### [Material shown]
----------------------------------------

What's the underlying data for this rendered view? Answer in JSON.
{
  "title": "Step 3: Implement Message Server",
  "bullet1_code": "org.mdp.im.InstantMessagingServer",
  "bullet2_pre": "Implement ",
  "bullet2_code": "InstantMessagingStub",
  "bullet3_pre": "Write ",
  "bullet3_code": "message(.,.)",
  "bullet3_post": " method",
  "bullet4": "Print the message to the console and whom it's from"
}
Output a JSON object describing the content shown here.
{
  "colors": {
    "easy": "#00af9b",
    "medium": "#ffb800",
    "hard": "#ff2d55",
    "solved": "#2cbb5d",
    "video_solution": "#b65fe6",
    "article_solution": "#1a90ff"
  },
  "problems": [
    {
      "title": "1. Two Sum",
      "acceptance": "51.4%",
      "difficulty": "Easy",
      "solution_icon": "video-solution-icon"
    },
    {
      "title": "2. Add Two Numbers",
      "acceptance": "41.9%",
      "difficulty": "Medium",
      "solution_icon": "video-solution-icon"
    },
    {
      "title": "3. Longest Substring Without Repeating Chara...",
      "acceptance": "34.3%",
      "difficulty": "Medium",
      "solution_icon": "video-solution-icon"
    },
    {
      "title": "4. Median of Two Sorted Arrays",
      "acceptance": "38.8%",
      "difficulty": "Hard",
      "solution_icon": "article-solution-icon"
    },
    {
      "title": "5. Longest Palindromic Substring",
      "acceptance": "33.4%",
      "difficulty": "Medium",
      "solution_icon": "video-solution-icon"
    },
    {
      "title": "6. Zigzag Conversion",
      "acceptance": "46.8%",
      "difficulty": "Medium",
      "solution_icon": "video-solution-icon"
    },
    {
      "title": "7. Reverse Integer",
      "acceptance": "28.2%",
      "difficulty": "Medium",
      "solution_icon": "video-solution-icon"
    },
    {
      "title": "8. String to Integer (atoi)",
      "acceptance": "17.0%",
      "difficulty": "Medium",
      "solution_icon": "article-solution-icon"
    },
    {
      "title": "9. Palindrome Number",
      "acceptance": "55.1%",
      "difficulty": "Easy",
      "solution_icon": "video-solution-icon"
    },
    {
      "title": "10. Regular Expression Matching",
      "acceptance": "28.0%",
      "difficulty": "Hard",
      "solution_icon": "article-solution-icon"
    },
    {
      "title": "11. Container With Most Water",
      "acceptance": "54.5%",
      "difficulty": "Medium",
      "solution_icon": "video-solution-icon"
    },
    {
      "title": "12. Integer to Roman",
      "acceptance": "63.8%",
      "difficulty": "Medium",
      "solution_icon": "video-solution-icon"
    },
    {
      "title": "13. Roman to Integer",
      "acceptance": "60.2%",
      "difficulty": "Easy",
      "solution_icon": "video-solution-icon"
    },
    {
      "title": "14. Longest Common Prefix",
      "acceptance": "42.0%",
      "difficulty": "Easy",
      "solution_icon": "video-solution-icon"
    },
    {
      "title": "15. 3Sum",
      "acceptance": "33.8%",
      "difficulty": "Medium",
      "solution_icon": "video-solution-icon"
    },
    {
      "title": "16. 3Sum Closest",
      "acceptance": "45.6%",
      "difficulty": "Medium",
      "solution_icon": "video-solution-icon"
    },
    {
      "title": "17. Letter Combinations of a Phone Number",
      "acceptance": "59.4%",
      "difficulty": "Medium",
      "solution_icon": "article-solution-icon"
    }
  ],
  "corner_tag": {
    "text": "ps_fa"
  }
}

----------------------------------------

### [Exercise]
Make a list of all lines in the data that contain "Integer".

### [Output below]
      "title": "7. Reverse Integer",
      "title": "8. String to Integer (atoi)",
      "title": "12. Integer to Roman",
      "title": "13. Roman to Integer",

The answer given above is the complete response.